━━ DATA SHOWN

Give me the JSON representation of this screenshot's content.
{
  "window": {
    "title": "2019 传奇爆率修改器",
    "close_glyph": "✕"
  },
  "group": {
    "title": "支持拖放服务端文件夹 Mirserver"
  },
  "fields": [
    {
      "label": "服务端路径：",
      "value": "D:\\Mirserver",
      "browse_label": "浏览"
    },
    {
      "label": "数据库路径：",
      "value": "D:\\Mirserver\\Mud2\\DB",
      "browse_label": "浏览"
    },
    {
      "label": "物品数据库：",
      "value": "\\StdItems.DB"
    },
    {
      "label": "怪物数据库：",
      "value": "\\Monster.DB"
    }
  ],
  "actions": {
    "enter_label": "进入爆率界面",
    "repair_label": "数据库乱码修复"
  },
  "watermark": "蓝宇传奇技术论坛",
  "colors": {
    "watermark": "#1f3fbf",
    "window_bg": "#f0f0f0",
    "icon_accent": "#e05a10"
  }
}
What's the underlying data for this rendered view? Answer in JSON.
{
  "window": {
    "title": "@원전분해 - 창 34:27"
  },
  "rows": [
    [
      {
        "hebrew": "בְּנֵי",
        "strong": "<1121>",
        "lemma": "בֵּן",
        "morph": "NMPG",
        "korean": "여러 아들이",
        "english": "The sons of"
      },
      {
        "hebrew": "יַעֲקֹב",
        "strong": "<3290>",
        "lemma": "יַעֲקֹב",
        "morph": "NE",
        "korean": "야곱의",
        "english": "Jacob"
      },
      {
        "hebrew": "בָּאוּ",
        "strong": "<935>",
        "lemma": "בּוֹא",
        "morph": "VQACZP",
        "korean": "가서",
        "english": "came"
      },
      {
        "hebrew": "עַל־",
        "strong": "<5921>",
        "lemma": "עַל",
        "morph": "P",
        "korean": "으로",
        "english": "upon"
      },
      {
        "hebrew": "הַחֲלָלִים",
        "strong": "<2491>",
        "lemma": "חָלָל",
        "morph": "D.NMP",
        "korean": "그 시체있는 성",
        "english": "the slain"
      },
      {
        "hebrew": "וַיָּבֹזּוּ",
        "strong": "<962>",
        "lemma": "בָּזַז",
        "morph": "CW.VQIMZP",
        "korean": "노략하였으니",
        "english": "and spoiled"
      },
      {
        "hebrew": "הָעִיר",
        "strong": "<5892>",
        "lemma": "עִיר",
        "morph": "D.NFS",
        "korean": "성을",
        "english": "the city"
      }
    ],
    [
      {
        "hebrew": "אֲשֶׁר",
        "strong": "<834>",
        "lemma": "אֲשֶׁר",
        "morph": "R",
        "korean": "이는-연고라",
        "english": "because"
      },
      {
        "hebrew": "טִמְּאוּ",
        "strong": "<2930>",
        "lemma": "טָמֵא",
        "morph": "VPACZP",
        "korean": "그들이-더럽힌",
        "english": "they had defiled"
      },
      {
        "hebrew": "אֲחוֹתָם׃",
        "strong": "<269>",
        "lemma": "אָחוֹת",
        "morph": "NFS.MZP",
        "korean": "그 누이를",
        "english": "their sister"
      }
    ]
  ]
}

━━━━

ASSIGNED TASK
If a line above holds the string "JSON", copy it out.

ANSWER BOX
Give me the JSON representation of this screenshot's content.
What's the underlying data for this rendered view? Answer in JSON.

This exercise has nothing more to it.